The exception in regulation 10(4)(b) is subject to the public interest test in regulation 10(1) of the EIRs. This means that, even if the exception applies, the information should still be disclosed if the public interest in making the information available is outweighed by the public interest in maintaining the exception.

As with all of the exceptions in the EIRs, the exception can be relied on regardless of the age of the information.

This exception aims to protect the credibility and effectiveness of the EIRs. Most requesters exercise their rights to information responsibly, but there are rare occasions when this is not the case. This exception provides a way of dealing with the few cases that are unreasonable, would impose a significant burden on the financial and human resources of public authorities or are otherwise manifestly unreasonable because of their impact on the authority.

Public authorities should not use this exception lightly. They should consider all the relevant circumstances in order to reach a balanced conclusion as to whether a request is manifestly unreasonable. Requesters must not be unjustly denied the opportunity to make a genuine information request. Requests may be inconvenient, and meeting them may at times stretch an authority's resources, but these factors are not on their own sufficient to deem a request manifestly unreasonable.

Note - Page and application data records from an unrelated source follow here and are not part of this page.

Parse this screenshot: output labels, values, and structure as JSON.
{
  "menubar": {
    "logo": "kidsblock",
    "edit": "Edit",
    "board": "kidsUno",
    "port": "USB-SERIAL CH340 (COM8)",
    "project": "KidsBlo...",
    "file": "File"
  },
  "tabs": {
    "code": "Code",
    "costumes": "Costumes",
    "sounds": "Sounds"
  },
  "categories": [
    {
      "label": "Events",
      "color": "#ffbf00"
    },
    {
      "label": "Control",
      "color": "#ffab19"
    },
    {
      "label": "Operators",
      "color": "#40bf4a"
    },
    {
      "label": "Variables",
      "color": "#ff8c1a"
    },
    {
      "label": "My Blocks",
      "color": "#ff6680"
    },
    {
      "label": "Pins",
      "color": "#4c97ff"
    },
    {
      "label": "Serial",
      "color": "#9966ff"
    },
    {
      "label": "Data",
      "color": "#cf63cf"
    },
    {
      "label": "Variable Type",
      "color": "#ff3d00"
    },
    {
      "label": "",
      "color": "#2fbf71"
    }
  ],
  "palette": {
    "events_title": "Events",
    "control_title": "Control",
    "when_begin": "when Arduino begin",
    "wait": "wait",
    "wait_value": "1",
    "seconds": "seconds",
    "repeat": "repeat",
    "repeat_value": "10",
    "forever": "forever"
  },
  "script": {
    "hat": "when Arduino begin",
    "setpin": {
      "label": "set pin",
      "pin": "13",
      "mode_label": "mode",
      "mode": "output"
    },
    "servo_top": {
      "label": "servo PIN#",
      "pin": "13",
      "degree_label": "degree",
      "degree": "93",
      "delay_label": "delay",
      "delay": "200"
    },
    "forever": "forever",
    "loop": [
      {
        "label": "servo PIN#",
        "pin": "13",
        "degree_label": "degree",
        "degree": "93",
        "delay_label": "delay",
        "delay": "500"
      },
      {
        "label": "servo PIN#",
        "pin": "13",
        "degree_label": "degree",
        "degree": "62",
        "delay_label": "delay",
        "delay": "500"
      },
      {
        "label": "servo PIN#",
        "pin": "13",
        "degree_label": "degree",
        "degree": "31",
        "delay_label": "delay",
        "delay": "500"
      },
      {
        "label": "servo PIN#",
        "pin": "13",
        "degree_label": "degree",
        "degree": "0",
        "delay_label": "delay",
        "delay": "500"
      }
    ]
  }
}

Download the briefing here: Regulation 10(4): Manifestly unreasonable requests.

Information or documents

FOISA gives everyone the right to ask Scottish public authorities for the information they hold, subject to various provisions and exemptions.

It's important to note that the right applies to information, not to documents. This guidance looks at whether requests for copies of documents are valid requests under FOISA and tells public authorities how they should respond to this type of request.

Download the full briefing here: Does FOI law give a right to information or to copies of documents?

The name of the requester or applicant

Under FOISA, an information request must contain the name of the person making the request (sometimes known as the "true applicant" or "true requester"). This means that FOISA requests cannot be made anonymously and pseudonyms (fake names) cannot be used.

It also means that, if someone is making a request on behalf of another person, the person on whose behalf it is being made must be identified in the request.

It's also important to note that the name - which could be a first name and surname, first initial and surname, or title and surname - must be included in the main text of the request. It's not enough, for example, for the name to be visible in an email address or even as the sender of an email.

The situation is slightly different under the EIRs. To find out more, read our briefing: Name of requester or applicant

Are verbal requests valid?

FOISA states that requests must be:

  • in writing (email, fax, etc.), or
  • in another form which, by reason of its having some permanency, is capable of being used for subsequent reference (recording made on audio or video tape, etc.)

However, under the EIRs, a request for environmental information may be made in any form, including verbally.

Our briefing provides guidance to public authorities on responding to information requests which are left on voicemail or which are otherwise recorded during telephone calls.

Download the briefing: Are verbal requests valid?

Content of notices

FOISA specifies certain information that must be included in Scottish public authorities' responses to information requests and requests for review. There are also some additional points to be considered under the EIRs.

We have produced a quick reference guide, which should be read in conjunction with our other guidance on FOI law in Scotland and the Scottish Ministers' Section 60 Code of Practice.

We also have further guidance on the EIRs, including how to decide whether a request is for environmental information.

Download the briefing: Content of notices